Work to complete ▸
Could you return the full listing below exactly as it appears?

——————

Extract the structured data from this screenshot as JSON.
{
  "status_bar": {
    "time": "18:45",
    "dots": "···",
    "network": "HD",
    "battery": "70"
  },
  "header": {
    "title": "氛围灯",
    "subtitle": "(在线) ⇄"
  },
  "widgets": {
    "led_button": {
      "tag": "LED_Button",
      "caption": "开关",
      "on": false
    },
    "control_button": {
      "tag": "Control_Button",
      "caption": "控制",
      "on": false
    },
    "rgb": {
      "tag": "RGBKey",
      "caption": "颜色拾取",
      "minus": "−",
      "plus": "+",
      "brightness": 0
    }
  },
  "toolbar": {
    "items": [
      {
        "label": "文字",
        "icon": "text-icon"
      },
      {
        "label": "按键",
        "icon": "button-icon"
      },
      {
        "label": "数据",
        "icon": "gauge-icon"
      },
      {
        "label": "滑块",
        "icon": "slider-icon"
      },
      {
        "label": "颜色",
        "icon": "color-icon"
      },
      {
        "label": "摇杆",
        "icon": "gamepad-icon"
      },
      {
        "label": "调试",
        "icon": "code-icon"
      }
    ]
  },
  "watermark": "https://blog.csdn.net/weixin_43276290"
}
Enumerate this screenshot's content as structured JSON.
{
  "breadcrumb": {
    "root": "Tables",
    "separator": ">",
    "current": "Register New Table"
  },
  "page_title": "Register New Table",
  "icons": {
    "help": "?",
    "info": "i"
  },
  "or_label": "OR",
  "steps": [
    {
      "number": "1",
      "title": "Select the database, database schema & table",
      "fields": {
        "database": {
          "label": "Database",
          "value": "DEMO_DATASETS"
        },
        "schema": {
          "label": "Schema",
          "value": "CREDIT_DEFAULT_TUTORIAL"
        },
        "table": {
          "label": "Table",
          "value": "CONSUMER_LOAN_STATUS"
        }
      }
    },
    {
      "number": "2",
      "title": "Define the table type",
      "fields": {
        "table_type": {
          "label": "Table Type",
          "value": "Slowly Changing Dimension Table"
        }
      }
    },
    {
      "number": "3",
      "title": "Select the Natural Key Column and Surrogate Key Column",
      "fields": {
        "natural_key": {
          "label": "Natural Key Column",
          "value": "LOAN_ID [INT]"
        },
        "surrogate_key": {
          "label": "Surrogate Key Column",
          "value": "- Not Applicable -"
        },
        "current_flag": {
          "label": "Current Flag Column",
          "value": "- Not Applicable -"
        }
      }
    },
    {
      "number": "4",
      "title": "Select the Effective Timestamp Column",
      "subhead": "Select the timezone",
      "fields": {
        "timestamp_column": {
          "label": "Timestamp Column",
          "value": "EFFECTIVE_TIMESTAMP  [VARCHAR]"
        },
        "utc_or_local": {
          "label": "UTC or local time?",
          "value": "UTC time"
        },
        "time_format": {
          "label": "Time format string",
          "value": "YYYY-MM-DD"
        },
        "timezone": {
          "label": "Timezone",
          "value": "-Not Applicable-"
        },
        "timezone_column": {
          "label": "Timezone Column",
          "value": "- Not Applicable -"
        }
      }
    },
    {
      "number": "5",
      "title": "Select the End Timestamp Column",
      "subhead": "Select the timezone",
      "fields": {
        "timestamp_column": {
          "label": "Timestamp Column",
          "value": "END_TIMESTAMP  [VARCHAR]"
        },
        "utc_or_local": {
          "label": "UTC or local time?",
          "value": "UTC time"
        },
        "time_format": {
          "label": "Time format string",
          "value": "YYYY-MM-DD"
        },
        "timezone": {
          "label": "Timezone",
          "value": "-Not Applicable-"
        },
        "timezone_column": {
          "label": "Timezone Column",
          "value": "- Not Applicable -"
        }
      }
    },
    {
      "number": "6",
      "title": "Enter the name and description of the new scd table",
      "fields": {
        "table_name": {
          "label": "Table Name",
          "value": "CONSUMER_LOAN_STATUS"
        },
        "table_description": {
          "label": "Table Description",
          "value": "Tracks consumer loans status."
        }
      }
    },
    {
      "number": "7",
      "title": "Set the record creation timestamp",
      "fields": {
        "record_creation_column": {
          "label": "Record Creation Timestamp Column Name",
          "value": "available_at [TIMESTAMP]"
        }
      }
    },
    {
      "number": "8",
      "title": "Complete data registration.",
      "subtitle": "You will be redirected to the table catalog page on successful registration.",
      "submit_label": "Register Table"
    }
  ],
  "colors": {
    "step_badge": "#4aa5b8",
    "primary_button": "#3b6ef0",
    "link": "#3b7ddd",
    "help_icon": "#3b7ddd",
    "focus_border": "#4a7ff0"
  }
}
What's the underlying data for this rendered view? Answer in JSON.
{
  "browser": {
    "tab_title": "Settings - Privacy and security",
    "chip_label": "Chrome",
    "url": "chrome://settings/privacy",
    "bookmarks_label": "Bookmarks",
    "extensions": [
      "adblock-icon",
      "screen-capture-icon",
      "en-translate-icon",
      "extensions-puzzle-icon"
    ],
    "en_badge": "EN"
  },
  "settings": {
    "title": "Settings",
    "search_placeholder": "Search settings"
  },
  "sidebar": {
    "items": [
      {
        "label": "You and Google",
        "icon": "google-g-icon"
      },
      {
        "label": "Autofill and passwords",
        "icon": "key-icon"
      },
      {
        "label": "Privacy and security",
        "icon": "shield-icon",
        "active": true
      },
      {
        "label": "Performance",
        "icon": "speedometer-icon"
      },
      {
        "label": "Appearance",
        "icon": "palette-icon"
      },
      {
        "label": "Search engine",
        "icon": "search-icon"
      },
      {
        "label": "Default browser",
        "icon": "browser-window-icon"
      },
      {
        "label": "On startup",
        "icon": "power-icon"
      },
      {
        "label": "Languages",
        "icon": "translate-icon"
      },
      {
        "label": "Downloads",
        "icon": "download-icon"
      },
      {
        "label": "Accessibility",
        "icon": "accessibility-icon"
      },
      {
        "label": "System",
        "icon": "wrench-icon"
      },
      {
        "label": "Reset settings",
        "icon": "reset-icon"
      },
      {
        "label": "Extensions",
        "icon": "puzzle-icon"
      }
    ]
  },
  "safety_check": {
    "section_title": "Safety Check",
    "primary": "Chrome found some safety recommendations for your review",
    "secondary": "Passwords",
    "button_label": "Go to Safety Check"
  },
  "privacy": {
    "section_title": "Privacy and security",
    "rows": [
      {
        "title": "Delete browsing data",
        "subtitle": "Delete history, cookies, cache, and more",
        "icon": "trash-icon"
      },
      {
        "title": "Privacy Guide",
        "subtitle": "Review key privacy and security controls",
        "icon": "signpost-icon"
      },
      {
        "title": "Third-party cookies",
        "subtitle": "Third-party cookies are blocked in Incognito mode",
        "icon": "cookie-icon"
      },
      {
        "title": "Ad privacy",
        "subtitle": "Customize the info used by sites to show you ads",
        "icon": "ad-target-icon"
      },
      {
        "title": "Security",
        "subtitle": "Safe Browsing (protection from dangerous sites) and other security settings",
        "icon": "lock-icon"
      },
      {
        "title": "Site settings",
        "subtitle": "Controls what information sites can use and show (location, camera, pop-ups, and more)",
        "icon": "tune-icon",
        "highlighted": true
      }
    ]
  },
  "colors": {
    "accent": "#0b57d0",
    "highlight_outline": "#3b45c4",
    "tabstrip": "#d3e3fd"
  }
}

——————

Output for this exercise ▸
Extract the structured data from this screenshot as JSON.
{
  "status_bar": {
    "time": "18:45",
    "dots": "···",
    "network": "HD",
    "battery": "70"
  },
  "header": {
    "title": "氛围灯",
    "subtitle": "(在线) ⇄"
  },
  "widgets": {
    "led_button": {
      "tag": "LED_Button",
      "caption": "开关",
      "on": false
    },
    "control_button": {
      "tag": "Control_Button",
      "caption": "控制",
      "on": false
    },
    "rgb": {
      "tag": "RGBKey",
      "caption": "颜色拾取",
      "minus": "−",
      "plus": "+",
      "brightness": 0
    }
  },
  "toolbar": {
    "items": [
      {
        "label": "文字",
        "icon": "text-icon"
      },
      {
        "label": "按键",
        "icon": "button-icon"
      },
      {
        "label": "数据",
        "icon": "gauge-icon"
      },
      {
        "label": "滑块",
        "icon": "slider-icon"
      },
      {
        "label": "颜色",
        "icon": "color-icon"
      },
      {
        "label": "摇杆",
        "icon": "gamepad-icon"
      },
      {
        "label": "调试",
        "icon": "code-icon"
      }
    ]
  },
  "watermark": "https://blog.csdn.net/weixin_43276290"
}
Enumerate this screenshot's content as structured JSON.
{
  "breadcrumb": {
    "root": "Tables",
    "separator": ">",
    "current": "Register New Table"
  },
  "page_title": "Register New Table",
  "icons": {
    "help": "?",
    "info": "i"
  },
  "or_label": "OR",
  "steps": [
    {
      "number": "1",
      "title": "Select the database, database schema & table",
      "fields": {
        "database": {
          "label": "Database",
          "value": "DEMO_DATASETS"
        },
        "schema": {
          "label": "Schema",
          "value": "CREDIT_DEFAULT_TUTORIAL"
        },
        "table": {
          "label": "Table",
          "value": "CONSUMER_LOAN_STATUS"
        }
      }
    },
    {
      "number": "2",
      "title": "Define the table type",
      "fields": {
        "table_type": {
          "label": "Table Type",
          "value": "Slowly Changing Dimension Table"
        }
      }
    },
    {
      "number": "3",
      "title": "Select the Natural Key Column and Surrogate Key Column",
      "fields": {
        "natural_key": {
          "label": "Natural Key Column",
          "value": "LOAN_ID [INT]"
        },
        "surrogate_key": {
          "label": "Surrogate Key Column",
          "value": "- Not Applicable -"
        },
        "current_flag": {
          "label": "Current Flag Column",
          "value": "- Not Applicable -"
        }
      }
    },
    {
      "number": "4",
      "title": "Select the Effective Timestamp Column",
      "subhead": "Select the timezone",
      "fields": {
        "timestamp_column": {
          "label": "Timestamp Column",
          "value": "EFFECTIVE_TIMESTAMP  [VARCHAR]"
        },
        "utc_or_local": {
          "label": "UTC or local time?",
          "value": "UTC time"
        },
        "time_format": {
          "label": "Time format string",
          "value": "YYYY-MM-DD"
        },
        "timezone": {
          "label": "Timezone",
          "value": "-Not Applicable-"
        },
        "timezone_column": {
          "label": "Timezone Column",
          "value": "- Not Applicable -"
        }
      }
    },
    {
      "number": "5",
      "title": "Select the End Timestamp Column",
      "subhead": "Select the timezone",
      "fields": {
        "timestamp_column": {
          "label": "Timestamp Column",
          "value": "END_TIMESTAMP  [VARCHAR]"
        },
        "utc_or_local": {
          "label": "UTC or local time?",
          "value": "UTC time"
        },
        "time_format": {
          "label": "Time format string",
          "value": "YYYY-MM-DD"
        },
        "timezone": {
          "label": "Timezone",
          "value": "-Not Applicable-"
        },
        "timezone_column": {
          "label": "Timezone Column",
          "value": "- Not Applicable -"
        }
      }
    },
    {
      "number": "6",
      "title": "Enter the name and description of the new scd table",
      "fields": {
        "table_name": {
          "label": "Table Name",
          "value": "CONSUMER_LOAN_STATUS"
        },
        "table_description": {
          "label": "Table Description",
          "value": "Tracks consumer loans status."
        }
      }
    },
    {
      "number": "7",
      "title": "Set the record creation timestamp",
      "fields": {
        "record_creation_column": {
          "label": "Record Creation Timestamp Column Name",
          "value": "available_at [TIMESTAMP]"
        }
      }
    },
    {
      "number": "8",
      "title": "Complete data registration.",
      "subtitle": "You will be redirected to the table catalog page on successful registration.",
      "submit_label": "Register Table"
    }
  ],
  "colors": {
    "step_badge": "#4aa5b8",
    "primary_button": "#3b6ef0",
    "link": "#3b7ddd",
    "help_icon": "#3b7ddd",
    "focus_border": "#4a7ff0"
  }
}
What's the underlying data for this rendered view? Answer in JSON.
{
  "browser": {
    "tab_title": "Settings - Privacy and security",
    "chip_label": "Chrome",
    "url": "chrome://settings/privacy",
    "bookmarks_label": "Bookmarks",
    "extensions": [
      "adblock-icon",
      "screen-capture-icon",
      "en-translate-icon",
      "extensions-puzzle-icon"
    ],
    "en_badge": "EN"
  },
  "settings": {
    "title": "Settings",
    "search_placeholder": "Search settings"
  },
  "sidebar": {
    "items": [
      {
        "label": "You and Google",
        "icon": "google-g-icon"
      },
      {
        "label": "Autofill and passwords",
        "icon": "key-icon"
      },
      {
        "label": "Privacy and security",
        "icon": "shield-icon",
        "active": true
      },
      {
        "label": "Performance",
        "icon": "speedometer-icon"
      },
      {
        "label": "Appearance",
        "icon": "palette-icon"
      },
      {
        "label": "Search engine",
        "icon": "search-icon"
      },
      {
        "label": "Default browser",
        "icon": "browser-window-icon"
      },
      {
        "label": "On startup",
        "icon": "power-icon"
      },
      {
        "label": "Languages",
        "icon": "translate-icon"
      },
      {
        "label": "Downloads",
        "icon": "download-icon"
      },
      {
        "label": "Accessibility",
        "icon": "accessibility-icon"
      },
      {
        "label": "System",
        "icon": "wrench-icon"
      },
      {
        "label": "Reset settings",
        "icon": "reset-icon"
      },
      {
        "label": "Extensions",
        "icon": "puzzle-icon"
      }
    ]
  },
  "safety_check": {
    "section_title": "Safety Check",
    "primary": "Chrome found some safety recommendations for your review",
    "secondary": "Passwords",
    "button_label": "Go to Safety Check"
  },
  "privacy": {
    "section_title": "Privacy and security",
    "rows": [
      {
        "title": "Delete browsing data",
        "subtitle": "Delete history, cookies, cache, and more",
        "icon": "trash-icon"
      },
      {
        "title": "Privacy Guide",
        "subtitle": "Review key privacy and security controls",
        "icon": "signpost-icon"
      },
      {
        "title": "Third-party cookies",
        "subtitle": "Third-party cookies are blocked in Incognito mode",
        "icon": "cookie-icon"
      },
      {
        "title": "Ad privacy",
        "subtitle": "Customize the info used by sites to show you ads",
        "icon": "ad-target-icon"
      },
      {
        "title": "Security",
        "subtitle": "Safe Browsing (protection from dangerous sites) and other security settings",
        "icon": "lock-icon"
      },
      {
        "title": "Site settings",
        "subtitle": "Controls what information sites can use and show (location, camera, pop-ups, and more)",
        "icon": "tune-icon",
        "highlighted": true
      }
    ]
  },
  "colors": {
    "accent": "#0b57d0",
    "highlight_outline": "#3b45c4",
    "tabstrip": "#d3e3fd"
  }
}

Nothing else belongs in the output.